*** Supplied records ***

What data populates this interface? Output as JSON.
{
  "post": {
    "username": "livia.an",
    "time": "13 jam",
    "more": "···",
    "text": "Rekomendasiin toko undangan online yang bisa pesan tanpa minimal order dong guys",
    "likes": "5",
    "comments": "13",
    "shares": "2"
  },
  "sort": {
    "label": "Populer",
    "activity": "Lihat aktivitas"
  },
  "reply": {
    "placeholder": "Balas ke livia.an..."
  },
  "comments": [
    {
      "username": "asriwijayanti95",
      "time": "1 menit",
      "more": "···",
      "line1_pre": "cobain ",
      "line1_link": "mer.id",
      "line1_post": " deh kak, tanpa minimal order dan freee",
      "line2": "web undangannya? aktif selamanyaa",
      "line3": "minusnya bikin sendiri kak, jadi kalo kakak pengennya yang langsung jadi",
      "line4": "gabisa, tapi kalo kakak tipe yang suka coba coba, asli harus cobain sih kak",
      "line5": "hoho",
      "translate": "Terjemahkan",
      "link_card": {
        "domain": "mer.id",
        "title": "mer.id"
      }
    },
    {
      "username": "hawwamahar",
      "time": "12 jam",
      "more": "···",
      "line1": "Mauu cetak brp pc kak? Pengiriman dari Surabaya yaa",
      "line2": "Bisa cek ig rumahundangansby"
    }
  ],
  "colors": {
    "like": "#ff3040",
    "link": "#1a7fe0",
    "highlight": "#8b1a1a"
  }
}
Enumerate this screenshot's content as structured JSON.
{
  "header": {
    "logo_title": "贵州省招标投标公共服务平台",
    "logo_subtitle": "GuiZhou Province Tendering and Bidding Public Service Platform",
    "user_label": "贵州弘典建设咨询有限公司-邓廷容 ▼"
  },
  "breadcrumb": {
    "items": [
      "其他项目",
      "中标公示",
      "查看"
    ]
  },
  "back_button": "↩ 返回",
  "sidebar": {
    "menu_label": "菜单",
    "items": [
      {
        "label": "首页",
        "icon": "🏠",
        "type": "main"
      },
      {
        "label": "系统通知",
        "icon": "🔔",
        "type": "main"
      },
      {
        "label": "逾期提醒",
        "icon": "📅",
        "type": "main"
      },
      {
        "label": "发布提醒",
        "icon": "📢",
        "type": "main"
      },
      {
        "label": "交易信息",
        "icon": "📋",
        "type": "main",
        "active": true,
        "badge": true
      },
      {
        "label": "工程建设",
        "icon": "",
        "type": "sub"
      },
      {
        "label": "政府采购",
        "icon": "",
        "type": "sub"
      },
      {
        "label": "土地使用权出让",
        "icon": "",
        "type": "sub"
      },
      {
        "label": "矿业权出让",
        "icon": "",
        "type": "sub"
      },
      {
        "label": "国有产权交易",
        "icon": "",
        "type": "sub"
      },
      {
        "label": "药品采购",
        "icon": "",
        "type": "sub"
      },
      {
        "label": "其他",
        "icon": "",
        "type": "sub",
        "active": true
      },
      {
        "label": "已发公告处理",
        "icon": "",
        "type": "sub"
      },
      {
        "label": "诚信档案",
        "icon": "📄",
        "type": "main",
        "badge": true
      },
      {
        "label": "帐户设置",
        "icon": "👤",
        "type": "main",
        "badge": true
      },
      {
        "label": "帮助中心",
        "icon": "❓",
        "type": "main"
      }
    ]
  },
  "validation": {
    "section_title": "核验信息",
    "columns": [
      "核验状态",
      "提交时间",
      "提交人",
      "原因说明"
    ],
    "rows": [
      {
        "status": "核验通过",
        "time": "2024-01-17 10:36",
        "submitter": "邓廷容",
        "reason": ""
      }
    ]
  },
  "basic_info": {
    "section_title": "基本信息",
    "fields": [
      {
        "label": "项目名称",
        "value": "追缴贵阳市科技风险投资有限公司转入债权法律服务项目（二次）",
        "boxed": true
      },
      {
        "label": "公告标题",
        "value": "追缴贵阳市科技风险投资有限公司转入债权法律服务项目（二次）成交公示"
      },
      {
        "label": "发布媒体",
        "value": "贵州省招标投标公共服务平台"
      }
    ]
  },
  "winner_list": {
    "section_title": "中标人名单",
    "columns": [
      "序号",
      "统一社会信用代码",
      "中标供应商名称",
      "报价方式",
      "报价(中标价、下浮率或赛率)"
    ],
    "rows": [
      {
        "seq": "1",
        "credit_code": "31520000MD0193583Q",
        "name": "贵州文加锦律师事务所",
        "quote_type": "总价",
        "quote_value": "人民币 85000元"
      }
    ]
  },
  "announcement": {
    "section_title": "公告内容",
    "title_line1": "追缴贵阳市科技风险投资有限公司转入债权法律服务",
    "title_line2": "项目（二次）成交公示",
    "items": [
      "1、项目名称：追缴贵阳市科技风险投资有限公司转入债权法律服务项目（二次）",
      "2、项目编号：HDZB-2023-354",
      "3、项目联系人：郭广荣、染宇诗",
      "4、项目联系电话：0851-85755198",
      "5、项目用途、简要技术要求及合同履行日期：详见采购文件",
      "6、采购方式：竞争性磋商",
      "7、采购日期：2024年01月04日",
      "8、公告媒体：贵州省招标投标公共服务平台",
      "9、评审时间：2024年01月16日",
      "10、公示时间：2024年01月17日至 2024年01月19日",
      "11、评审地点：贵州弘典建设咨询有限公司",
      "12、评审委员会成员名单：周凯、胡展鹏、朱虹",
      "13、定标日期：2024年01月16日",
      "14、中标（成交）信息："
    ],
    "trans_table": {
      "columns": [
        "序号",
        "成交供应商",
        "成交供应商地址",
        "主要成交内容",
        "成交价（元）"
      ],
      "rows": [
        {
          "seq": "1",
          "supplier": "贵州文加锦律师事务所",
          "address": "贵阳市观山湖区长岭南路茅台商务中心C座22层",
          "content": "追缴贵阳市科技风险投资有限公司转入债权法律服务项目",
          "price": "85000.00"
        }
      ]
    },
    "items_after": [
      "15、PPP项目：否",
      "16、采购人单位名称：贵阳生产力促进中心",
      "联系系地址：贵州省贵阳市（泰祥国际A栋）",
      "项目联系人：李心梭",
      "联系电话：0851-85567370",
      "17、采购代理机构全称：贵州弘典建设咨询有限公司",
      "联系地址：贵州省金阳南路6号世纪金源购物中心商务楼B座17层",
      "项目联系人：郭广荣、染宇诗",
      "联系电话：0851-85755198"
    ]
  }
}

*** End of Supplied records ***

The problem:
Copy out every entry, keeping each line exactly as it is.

Task response:
What data populates this interface? Output as JSON.
{
  "post": {
    "username": "livia.an",
    "time": "13 jam",
    "more": "···",
    "text": "Rekomendasiin toko undangan online yang bisa pesan tanpa minimal order dong guys",
    "likes": "5",
    "comments": "13",
    "shares": "2"
  },
  "sort": {
    "label": "Populer",
    "activity": "Lihat aktivitas"
  },
  "reply": {
    "placeholder": "Balas ke livia.an..."
  },
  "comments": [
    {
      "username": "asriwijayanti95",
      "time": "1 menit",
      "more": "···",
      "line1_pre": "cobain ",
      "line1_link": "mer.id",
      "line1_post": " deh kak, tanpa minimal order dan freee",
      "line2": "web undangannya? aktif selamanyaa",
      "line3": "minusnya bikin sendiri kak, jadi kalo kakak pengennya yang langsung jadi",
      "line4": "gabisa, tapi kalo kakak tipe yang suka coba coba, asli harus cobain sih kak",
      "line5": "hoho",
      "translate": "Terjemahkan",
      "link_card": {
        "domain": "mer.id",
        "title": "mer.id"
      }
    },
    {
      "username": "hawwamahar",
      "time": "12 jam",
      "more": "···",
      "line1": "Mauu cetak brp pc kak? Pengiriman dari Surabaya yaa",
      "line2": "Bisa cek ig rumahundangansby"
    }
  ],
  "colors": {
    "like": "#ff3040",
    "link": "#1a7fe0",
    "highlight": "#8b1a1a"
  }
}
Enumerate this screenshot's content as structured JSON.
{
  "header": {
    "logo_title": "贵州省招标投标公共服务平台",
    "logo_subtitle": "GuiZhou Province Tendering and Bidding Public Service Platform",
    "user_label": "贵州弘典建设咨询有限公司-邓廷容 ▼"
  },
  "breadcrumb": {
    "items": [
      "其他项目",
      "中标公示",
      "查看"
    ]
  },
  "back_button": "↩ 返回",
  "sidebar": {
    "menu_label": "菜单",
    "items": [
      {
        "label": "首页",
        "icon": "🏠",
        "type": "main"
      },
      {
        "label": "系统通知",
        "icon": "🔔",
        "type": "main"
      },
      {
        "label": "逾期提醒",
        "icon": "📅",
        "type": "main"
      },
      {
        "label": "发布提醒",
        "icon": "📢",
        "type": "main"
      },
      {
        "label": "交易信息",
        "icon": "📋",
        "type": "main",
        "active": true,
        "badge": true
      },
      {
        "label": "工程建设",
        "icon": "",
        "type": "sub"
      },
      {
        "label": "政府采购",
        "icon": "",
        "type": "sub"
      },
      {
        "label": "土地使用权出让",
        "icon": "",
        "type": "sub"
      },
      {
        "label": "矿业权出让",
        "icon": "",
        "type": "sub"
      },
      {
        "label": "国有产权交易",
        "icon": "",
        "type": "sub"
      },
      {
        "label": "药品采购",
        "icon": "",
        "type": "sub"
      },
      {
        "label": "其他",
        "icon": "",
        "type": "sub",
        "active": true
      },
      {
        "label": "已发公告处理",
        "icon": "",
        "type": "sub"
      },
      {
        "label": "诚信档案",
        "icon": "📄",
        "type": "main",
        "badge": true
      },
      {
        "label": "帐户设置",
        "icon": "👤",
        "type": "main",
        "badge": true
      },
      {
        "label": "帮助中心",
        "icon": "❓",
        "type": "main"
      }
    ]
  },
  "validation": {
    "section_title": "核验信息",
    "columns": [
      "核验状态",
      "提交时间",
      "提交人",
      "原因说明"
    ],
    "rows": [
      {
        "status": "核验通过",
        "time": "2024-01-17 10:36",
        "submitter": "邓廷容",
        "reason": ""
      }
    ]
  },
  "basic_info": {
    "section_title": "基本信息",
    "fields": [
      {
        "label": "项目名称",
        "value": "追缴贵阳市科技风险投资有限公司转入债权法律服务项目（二次）",
        "boxed": true
      },
      {
        "label": "公告标题",
        "value": "追缴贵阳市科技风险投资有限公司转入债权法律服务项目（二次）成交公示"
      },
      {
        "label": "发布媒体",
        "value": "贵州省招标投标公共服务平台"
      }
    ]
  },
  "winner_list": {
    "section_title": "中标人名单",
    "columns": [
      "序号",
      "统一社会信用代码",
      "中标供应商名称",
      "报价方式",
      "报价(中标价、下浮率或赛率)"
    ],
    "rows": [
      {
        "seq": "1",
        "credit_code": "31520000MD0193583Q",
        "name": "贵州文加锦律师事务所",
        "quote_type": "总价",
        "quote_value": "人民币 85000元"
      }
    ]
  },
  "announcement": {
    "section_title": "公告内容",
    "title_line1": "追缴贵阳市科技风险投资有限公司转入债权法律服务",
    "title_line2": "项目（二次）成交公示",
    "items": [
      "1、项目名称：追缴贵阳市科技风险投资有限公司转入债权法律服务项目（二次）",
      "2、项目编号：HDZB-2023-354",
      "3、项目联系人：郭广荣、染宇诗",
      "4、项目联系电话：0851-85755198",
      "5、项目用途、简要技术要求及合同履行日期：详见采购文件",
      "6、采购方式：竞争性磋商",
      "7、采购日期：2024年01月04日",
      "8、公告媒体：贵州省招标投标公共服务平台",
      "9、评审时间：2024年01月16日",
      "10、公示时间：2024年01月17日至 2024年01月19日",
      "11、评审地点：贵州弘典建设咨询有限公司",
      "12、评审委员会成员名单：周凯、胡展鹏、朱虹",
      "13、定标日期：2024年01月16日",
      "14、中标（成交）信息："
    ],
    "trans_table": {
      "columns": [
        "序号",
        "成交供应商",
        "成交供应商地址",
        "主要成交内容",
        "成交价（元）"
      ],
      "rows": [
        {
          "seq": "1",
          "supplier": "贵州文加锦律师事务所",
          "address": "贵阳市观山湖区长岭南路茅台商务中心C座22层",
          "content": "追缴贵阳市科技风险投资有限公司转入债权法律服务项目",
          "price": "85000.00"
        }
      ]
    },
    "items_after": [
      "15、PPP项目：否",
      "16、采购人单位名称：贵阳生产力促进中心",
      "联系系地址：贵州省贵阳市（泰祥国际A栋）",
      "项目联系人：李心梭",
      "联系电话：0851-85567370",
      "17、采购代理机构全称：贵州弘典建设咨询有限公司",
      "联系地址：贵州省金阳南路6号世纪金源购物中心商务楼B座17层",
      "项目联系人：郭广荣、染宇诗",
      "联系电话：0851-85755198"
    ]
  }
}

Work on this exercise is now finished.